The official F.C.C. TSR Honda France team closed out an amazing season in the FIM’s 2022 Endurance World Championship (EWC) at this year’s season finale at the Bol d’Or. Lifting the EWC championship, the victory marks the second time the squad has won this title, a win made all the sweeter as it was settled on home turf at the Paul Ricard circuit in France. The #5 Honda finished fourth in the Bol d’Or, but it was enough for the team to ensure overall victory in the championship. However, the race was not without its challenges and victory looked far from certain.
A winning combination
Sébastien Pernel, marketing department manager – motorcycle division at Honda France, said of the championship victory: “We are very happy because this season was not so easy, and we had some troubles. But it was a great achievement to show the performance and reliability of the Honda CBR1000RR-R Fireblade SP.”
Pascal Tomek, Motul’s coordinator, CoE Powersport Europe, added:
"Congratulations to Honda and the whole team; Fuji, the team manager, and of course the riders! It was a great joy to celebrate the world championship title with them at the Bol d'Or. This victory is a real pride, it is the fruit of the close collaboration between the Honda and Motul technical teams, who have been working side by side for several years now. “We have often been associated with Honda in endurance racing. Historically, they have always set the bar very high in motorsport and this is what motivated our association in EWC (after the Dakar, MX1 and WSBK). With them, we even developed a Honda-specific product with their engineers in Japan, the Motul 300V 2376 Racing Kit Oil 0W30, which allowed them to reach the top of the podiums, no matter the number of hours or the distance covered.”
A hard-fought victory
Honda riders Josh Hook, Mike Di Meglio and Alan Techer had to stay at the front until the end to win the championship. After starting the 24-hour race from fourth, French rider Mike Di Meglio immediately put the Motul-lubricated Honda CBR1000RR-R Fireblade SP in the lead of the race during the first hours.
However, the bike suffered a few issues early on in the race that temporarily compromised their chances for the title. By the third hour of the race, Techer had to enter the box to fix some issues with the oil cooler radiator – and that put the team back to 27th position. The squad quickly showed their pace though by putting the bike back into fifth place after the first six hours. By the halfway point, another issue – this time an exhaust problem – forced Techer back into the pits, but a quick stop meant he rejoined the race in the same position again.
From that point on, the team consistently put in strong lap times, leading them to move into fourth, which they held until the very end. It was enough to see the team lift the championship trophy at the 100th running of the Bol d’Or with a total of 154 points.

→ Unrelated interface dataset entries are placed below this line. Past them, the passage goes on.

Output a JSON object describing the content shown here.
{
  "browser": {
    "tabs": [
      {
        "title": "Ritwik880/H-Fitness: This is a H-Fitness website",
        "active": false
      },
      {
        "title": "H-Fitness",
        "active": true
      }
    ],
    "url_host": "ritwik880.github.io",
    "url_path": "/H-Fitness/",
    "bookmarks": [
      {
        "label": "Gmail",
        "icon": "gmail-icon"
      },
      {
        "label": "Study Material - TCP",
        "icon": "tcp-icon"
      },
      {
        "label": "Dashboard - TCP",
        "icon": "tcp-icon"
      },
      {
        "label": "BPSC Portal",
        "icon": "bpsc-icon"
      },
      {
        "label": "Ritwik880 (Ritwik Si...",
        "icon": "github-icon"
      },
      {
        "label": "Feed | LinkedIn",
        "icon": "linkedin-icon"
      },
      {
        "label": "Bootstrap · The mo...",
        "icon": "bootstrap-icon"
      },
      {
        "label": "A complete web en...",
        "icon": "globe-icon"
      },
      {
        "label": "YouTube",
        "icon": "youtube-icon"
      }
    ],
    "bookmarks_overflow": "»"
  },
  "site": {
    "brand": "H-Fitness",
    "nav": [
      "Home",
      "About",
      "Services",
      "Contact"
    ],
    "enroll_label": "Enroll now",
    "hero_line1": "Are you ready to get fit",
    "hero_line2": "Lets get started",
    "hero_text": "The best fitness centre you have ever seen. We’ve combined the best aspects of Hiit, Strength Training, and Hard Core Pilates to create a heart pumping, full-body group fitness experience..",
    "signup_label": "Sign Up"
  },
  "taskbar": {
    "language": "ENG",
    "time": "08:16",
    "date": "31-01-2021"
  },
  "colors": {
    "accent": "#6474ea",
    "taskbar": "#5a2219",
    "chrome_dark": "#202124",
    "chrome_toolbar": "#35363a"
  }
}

Focusing on the championship, not the podium
Honda rider Josh Hook said of the race: “I have learned from the past to never take a result for granted before the chequered flag. We have come back from complicated situations in the past and nothing is ever certain. Like everyone else, we did our race and never gave up. We did very well, all three of us were fast, especially during the night. We were quickly no longer in a position to fight for victory, so we focused on the championship, which was clearly the priority goal. We chose to take care of the engine as much as possible to avoid the problems that most of our competitors have. And it's done!”
Fellow rider, Alan Techer, added:
“It was a complicated race for everyone, we also had some mechanical problems. The team worked hard to reduce the time spent in the pits and, with my teammates, we did our best to respect the race plan. The objective was clearly the title, and after the Suzuki's retirement, we battled with the Tati Team, my former team. This is a special emotion for me, because I win this title with the team that had already given me the chance to be champion in 2018. We also have a big thought for Gino to whom we dedicate this title.”
Mike Di Meglio reveals strategy change
Frenchman and third rider Mike Di Meglio, said: “I'm very happy to finally be World Endurance Champion! I came so close with GMT94 and I'm really proud of this title after so many years of fighting for it. It was a really tough race. We had some problems and our opponents were forced to stop one after the other. When Tati Team #4 was fighting at the front, we decided to build up enough of a gap to our chaser to get out of trouble. But when they dropped down the rankings, we changed our strategy to preserve the engine as much as possible by shifting earlier on the straight. It was the best thing to do because the world championship was more important than a podium finish.”